Have you ever noticed how people who say ‘you make your own reality’ are always really rich?
The Death of Nature
You should read Carolyn Merchant’s The Death of Nature. It’s about the ‘evolving’ nature-as-mother metaphor, among other things. There is a lot about mining. Did you ever read The Faerie Queene? I haven’t.
Today I saw a lady wearing a similar coat and boots to mine. She had (what I think is) the same inoffensive, quite subtle hunch. I thought she was older until I saw her face; she was only about 25. She was dressed older. She was walking a parti-poodle (that is what they are called, I believe) and my dog had gotten him excited. My dog is in heat. I haven’t neutered her. I decided not to, AMA.
I said, “It’s her fault,” so she would not blame her dog for bugging us. At least I think that is why I said it.
She said, “It’s not really anyone’s fault.”
Which made me think.
A Change in the Memes of Production
I could just get the word ‘typo’ tattooed on my arm. Put a heart around it.
I’ve said this before, and maybe it’s just wishful thinking, but I believe within the next century standardised spelling will die.

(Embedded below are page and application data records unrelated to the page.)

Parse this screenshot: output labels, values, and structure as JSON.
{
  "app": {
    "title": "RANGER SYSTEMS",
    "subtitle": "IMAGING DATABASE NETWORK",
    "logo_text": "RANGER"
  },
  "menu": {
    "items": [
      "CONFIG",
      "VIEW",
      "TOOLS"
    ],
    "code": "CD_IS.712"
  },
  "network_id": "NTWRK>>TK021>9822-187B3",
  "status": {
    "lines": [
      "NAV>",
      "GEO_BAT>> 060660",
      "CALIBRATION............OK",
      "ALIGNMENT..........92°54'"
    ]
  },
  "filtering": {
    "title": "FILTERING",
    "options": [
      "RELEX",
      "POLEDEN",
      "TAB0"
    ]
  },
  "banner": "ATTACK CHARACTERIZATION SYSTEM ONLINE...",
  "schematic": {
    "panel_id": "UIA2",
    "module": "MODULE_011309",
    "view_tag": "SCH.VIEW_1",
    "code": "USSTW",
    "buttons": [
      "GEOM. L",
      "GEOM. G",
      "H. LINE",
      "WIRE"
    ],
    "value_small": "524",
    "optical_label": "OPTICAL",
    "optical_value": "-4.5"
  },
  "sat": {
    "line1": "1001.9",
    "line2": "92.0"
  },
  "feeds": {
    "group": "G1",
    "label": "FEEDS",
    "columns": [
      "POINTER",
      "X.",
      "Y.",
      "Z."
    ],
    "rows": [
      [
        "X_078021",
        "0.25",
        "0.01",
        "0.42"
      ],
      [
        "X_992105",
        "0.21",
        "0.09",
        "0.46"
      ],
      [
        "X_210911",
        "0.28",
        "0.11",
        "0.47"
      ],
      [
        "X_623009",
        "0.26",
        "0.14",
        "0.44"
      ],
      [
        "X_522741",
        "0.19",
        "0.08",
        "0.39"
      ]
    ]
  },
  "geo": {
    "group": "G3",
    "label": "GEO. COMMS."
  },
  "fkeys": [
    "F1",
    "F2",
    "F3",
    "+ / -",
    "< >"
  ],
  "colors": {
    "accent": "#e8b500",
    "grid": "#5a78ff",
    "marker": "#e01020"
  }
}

Die! Die! Die! Your reign of terror will end. You fascist language-eater! Killer of legitimacy! Box-ticker! Shallow ninny! Etc.
Dictionaries are about meaning, btw. And history. Not fucking spelling.
And you know what else? I like reading things that are spelled funny, having to pause and think: playfe, what the heck did that mean?
Printing press = standardised spelling.
Internet/autocorrect/texting = you get the idea.
My Lovely Lady Humps
For much of human history the most important words we heard made no sense to us, we literally couldn’t understand what the priest said. Even when it was in our native tongue we couldn’t understand the symbolism, the strange stories with no end, the lists. We spent our lives decoding. We trusted when we couldn’t understand. And we felt soothed in not knowing. It was the sound, and the speaker, and what we were told they meant. It was where they stood. And what they wore. But it was also this value of words. We know and we don’t know, at best.
Was there a point in time, along the lines of when perspective was invented, when words were relieved of these, their highest uses?
Literature was not always so far from the other arts, from music and visual images. Today we are allowed to stand in front of a painting and not get it, but still love it. Likewise, music.
Is the highest words can climb the pop song lyric, the poem that tells you something about love or death or longing – reminds you of something you’ve felt? (I won’t even mention that one story we are allowed to tell.)
I don’t always have to say something you understand.
Shush. Listen to the motiveless leaves. Now that it’s cold they are coated in frost. They are cracking under your footsteps! It’s the beginning of your day and the end of theirs. Luckily they don’t care. They have been through a lot: sheer experience without struggle requires all their energy. And is nothing like as easy as it looks.
Nora Chassler was born in 1972 and grew up In NYC. She moved to the UK in 2002 and now lives in Edinburgh. She has published two novels, Miss Thing (2010) and Grandmother Divided by Monkey Equals Outer Space (2015). Her book of fragments, aphorisms and allegories, Madame Bildungsroman’s Optimistic Worldview, will be published by Valley Press in July 2017.